--- Task ---
A word-for-word copy of the entries is the only acceptable reply.

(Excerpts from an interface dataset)
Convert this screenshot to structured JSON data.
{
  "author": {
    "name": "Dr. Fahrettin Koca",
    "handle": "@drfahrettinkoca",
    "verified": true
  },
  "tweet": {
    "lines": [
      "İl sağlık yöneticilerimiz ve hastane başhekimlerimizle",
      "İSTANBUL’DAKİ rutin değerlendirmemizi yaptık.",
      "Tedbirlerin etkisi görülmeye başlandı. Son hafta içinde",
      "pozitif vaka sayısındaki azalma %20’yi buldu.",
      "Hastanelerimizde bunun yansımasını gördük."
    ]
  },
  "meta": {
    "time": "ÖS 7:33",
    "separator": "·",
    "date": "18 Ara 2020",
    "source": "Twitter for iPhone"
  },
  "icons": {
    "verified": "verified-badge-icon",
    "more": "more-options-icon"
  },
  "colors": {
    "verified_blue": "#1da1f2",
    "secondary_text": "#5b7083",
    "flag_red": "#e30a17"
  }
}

--- Task solution ---
Convert this screenshot to structured JSON data.
{
  "author": {
    "name": "Dr. Fahrettin Koca",
    "handle": "@drfahrettinkoca",
    "verified": true
  },
  "tweet": {
    "lines": [
      "İl sağlık yöneticilerimiz ve hastane başhekimlerimizle",
      "İSTANBUL’DAKİ rutin değerlendirmemizi yaptık.",
      "Tedbirlerin etkisi görülmeye başlandı. Son hafta içinde",
      "pozitif vaka sayısındaki azalma %20’yi buldu.",
      "Hastanelerimizde bunun yansımasını gördük."
    ]
  },
  "meta": {
    "time": "ÖS 7:33",
    "separator": "·",
    "date": "18 Ara 2020",
    "source": "Twitter for iPhone"
  },
  "icons": {
    "verified": "verified-badge-icon",
    "more": "more-options-icon"
  },
  "colors": {
    "verified_blue": "#1da1f2",
    "secondary_text": "#5b7083",
    "flag_red": "#e30a17"
  }
}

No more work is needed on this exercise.